Records provided.
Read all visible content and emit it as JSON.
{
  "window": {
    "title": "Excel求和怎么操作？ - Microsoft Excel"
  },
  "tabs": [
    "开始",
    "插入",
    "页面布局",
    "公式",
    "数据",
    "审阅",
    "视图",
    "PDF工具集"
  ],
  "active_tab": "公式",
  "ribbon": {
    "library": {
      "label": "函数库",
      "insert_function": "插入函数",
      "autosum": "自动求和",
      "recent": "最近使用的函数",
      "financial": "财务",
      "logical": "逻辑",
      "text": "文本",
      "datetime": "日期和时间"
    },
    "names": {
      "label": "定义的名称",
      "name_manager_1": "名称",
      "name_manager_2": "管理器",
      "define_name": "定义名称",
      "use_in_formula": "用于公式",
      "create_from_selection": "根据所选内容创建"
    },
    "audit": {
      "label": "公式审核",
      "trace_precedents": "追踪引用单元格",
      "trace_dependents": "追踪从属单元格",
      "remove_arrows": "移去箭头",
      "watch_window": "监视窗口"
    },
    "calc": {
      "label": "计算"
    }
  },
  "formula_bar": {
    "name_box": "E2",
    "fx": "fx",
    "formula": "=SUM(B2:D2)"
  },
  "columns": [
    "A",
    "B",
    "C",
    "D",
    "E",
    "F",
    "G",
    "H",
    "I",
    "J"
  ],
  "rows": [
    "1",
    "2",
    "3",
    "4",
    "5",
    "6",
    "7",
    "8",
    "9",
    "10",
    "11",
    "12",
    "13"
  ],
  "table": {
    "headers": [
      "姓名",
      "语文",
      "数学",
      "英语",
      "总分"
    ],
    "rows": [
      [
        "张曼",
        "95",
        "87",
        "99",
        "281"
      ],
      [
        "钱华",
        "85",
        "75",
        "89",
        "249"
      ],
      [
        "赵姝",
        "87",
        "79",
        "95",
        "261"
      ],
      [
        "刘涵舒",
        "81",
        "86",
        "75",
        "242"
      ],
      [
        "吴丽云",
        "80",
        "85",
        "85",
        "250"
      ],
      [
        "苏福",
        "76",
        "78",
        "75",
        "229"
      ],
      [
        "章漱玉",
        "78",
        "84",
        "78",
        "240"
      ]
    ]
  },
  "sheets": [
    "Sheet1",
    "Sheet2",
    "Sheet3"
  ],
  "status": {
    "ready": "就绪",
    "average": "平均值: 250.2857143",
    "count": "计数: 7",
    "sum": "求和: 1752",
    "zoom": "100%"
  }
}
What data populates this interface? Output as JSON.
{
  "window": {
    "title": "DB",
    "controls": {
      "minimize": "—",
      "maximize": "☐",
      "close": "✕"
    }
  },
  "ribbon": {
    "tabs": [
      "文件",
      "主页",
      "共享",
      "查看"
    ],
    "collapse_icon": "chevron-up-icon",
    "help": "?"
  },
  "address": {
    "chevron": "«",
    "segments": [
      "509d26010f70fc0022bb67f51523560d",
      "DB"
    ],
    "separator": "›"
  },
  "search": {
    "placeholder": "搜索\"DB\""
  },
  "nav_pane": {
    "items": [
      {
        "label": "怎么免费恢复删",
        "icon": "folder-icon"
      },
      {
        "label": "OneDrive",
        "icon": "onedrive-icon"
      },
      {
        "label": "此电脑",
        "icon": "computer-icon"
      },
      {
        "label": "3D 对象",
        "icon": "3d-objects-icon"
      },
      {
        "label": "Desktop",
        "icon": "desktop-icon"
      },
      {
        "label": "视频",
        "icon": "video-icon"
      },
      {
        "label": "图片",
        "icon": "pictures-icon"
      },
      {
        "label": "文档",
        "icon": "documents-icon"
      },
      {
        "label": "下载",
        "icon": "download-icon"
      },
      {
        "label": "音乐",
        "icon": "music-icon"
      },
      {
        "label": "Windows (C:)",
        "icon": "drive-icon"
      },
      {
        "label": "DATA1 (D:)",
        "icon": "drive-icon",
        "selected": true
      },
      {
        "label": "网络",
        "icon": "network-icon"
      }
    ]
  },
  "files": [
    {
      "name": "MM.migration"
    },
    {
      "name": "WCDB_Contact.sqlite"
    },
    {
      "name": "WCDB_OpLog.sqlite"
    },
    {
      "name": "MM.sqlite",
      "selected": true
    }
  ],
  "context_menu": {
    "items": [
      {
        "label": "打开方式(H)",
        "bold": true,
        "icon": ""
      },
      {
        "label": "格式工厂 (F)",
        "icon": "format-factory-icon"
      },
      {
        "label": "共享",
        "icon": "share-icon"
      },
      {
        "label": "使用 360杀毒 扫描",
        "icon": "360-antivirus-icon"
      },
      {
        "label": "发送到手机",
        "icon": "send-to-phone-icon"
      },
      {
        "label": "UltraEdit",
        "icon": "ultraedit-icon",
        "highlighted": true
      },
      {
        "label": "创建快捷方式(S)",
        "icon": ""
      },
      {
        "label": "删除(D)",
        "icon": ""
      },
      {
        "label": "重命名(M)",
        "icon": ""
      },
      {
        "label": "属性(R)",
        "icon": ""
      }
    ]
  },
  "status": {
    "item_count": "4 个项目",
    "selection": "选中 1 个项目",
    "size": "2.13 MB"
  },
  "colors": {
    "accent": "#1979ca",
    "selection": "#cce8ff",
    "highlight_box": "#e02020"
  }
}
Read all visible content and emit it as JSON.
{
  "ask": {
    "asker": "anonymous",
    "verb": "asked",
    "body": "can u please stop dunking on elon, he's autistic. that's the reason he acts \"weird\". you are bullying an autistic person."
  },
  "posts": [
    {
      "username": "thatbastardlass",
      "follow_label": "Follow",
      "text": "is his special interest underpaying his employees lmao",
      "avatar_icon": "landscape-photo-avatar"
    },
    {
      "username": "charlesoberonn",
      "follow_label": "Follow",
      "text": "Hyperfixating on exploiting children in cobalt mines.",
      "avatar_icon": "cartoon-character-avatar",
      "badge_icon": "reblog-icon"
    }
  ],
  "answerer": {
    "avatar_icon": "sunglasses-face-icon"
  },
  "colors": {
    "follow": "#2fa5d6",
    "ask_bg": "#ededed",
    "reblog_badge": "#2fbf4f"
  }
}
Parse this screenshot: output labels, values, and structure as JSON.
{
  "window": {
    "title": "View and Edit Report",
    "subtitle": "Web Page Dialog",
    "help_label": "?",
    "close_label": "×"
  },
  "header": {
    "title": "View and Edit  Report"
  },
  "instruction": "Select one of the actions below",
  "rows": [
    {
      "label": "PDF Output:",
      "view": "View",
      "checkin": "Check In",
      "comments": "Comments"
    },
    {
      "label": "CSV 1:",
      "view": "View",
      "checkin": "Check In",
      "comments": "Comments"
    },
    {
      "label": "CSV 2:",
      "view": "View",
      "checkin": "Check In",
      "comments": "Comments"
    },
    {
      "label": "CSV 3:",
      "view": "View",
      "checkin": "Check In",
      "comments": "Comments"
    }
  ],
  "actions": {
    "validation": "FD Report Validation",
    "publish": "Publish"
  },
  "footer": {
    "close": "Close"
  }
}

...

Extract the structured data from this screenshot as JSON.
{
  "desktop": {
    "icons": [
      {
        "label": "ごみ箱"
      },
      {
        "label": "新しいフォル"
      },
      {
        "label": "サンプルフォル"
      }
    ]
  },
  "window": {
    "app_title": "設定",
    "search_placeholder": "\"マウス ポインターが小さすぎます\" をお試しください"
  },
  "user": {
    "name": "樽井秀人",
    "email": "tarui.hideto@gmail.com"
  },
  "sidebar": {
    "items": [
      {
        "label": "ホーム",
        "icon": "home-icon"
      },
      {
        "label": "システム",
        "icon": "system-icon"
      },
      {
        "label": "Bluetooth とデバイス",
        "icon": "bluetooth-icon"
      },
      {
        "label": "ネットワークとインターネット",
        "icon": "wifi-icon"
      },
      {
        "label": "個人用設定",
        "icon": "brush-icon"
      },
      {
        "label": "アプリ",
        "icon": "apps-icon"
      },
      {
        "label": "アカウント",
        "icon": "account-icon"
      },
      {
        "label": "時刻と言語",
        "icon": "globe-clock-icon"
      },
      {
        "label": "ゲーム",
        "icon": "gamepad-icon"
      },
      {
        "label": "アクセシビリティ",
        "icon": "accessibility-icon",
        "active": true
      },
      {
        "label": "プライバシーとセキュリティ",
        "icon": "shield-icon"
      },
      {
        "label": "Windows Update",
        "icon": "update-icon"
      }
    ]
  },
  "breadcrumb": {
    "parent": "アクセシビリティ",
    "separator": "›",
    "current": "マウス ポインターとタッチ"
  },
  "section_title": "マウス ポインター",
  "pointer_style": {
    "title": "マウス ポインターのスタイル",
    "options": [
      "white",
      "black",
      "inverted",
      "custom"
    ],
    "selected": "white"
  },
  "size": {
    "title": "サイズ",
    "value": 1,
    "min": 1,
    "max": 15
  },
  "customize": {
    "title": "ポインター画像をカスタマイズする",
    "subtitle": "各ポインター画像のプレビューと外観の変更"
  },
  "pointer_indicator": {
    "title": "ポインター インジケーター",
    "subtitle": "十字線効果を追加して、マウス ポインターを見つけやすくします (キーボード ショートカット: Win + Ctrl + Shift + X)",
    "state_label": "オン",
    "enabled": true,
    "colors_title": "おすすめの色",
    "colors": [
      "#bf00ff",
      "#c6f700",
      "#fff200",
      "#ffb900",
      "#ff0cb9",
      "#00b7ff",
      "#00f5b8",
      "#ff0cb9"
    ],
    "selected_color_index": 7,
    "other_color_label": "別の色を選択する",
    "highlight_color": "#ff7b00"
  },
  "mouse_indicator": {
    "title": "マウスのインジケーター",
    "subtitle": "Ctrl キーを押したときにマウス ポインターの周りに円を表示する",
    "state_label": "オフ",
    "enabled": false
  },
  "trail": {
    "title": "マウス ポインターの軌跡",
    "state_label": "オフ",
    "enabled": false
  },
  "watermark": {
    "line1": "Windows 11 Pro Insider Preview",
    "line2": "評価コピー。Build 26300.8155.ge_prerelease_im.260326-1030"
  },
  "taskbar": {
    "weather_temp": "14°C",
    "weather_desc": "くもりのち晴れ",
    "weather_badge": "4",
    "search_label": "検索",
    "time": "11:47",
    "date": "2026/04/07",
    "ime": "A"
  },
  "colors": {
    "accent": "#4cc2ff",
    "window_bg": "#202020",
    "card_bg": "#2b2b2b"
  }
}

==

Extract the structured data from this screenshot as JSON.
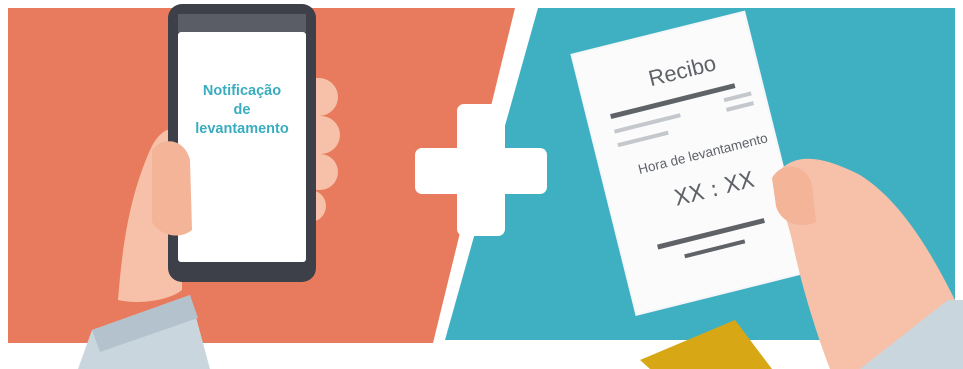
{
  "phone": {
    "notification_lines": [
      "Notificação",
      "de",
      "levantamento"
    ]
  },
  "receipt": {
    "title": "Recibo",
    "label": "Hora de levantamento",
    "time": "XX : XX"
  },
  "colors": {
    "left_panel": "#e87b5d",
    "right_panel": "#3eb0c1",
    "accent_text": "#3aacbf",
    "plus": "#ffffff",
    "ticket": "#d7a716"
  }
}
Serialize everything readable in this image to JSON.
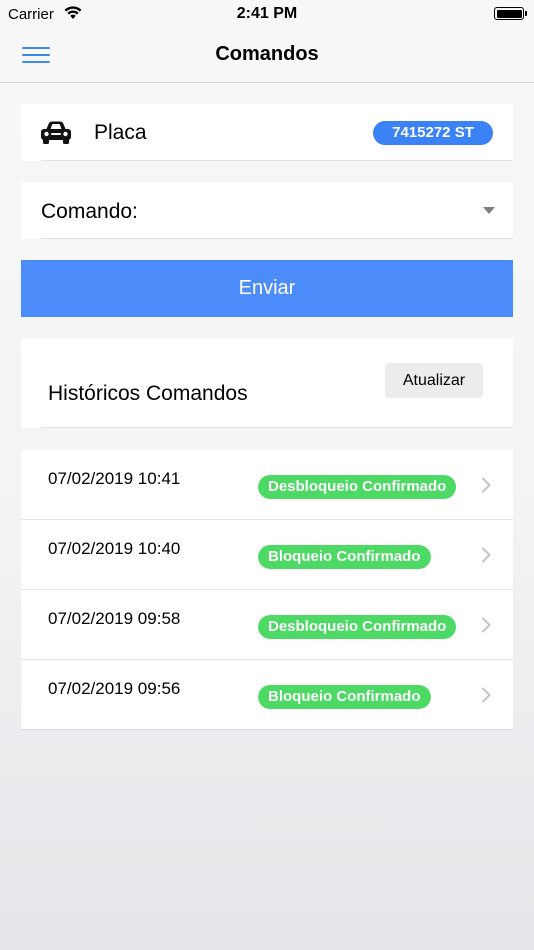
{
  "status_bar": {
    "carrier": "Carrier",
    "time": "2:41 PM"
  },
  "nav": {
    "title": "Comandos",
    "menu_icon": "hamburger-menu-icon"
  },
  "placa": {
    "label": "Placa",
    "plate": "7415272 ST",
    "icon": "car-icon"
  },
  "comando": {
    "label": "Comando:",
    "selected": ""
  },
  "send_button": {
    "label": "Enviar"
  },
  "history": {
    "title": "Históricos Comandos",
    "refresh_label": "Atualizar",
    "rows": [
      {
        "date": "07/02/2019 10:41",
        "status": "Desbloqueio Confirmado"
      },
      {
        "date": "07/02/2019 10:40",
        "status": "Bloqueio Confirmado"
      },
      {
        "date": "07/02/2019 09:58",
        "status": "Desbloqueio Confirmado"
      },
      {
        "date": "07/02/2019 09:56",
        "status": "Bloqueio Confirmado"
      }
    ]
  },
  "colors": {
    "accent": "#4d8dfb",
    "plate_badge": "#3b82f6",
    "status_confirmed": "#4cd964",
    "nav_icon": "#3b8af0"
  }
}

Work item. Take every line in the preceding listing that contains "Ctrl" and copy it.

Finished task.
    "subtitle": "十字線効果を追加して、マウス ポインターを見つけやすくします (キーボード ショートカット: Win + Ctrl + Shift + X)",
    "subtitle": "Ctrl キーを押したときにマウス ポインターの周りに円を表示する",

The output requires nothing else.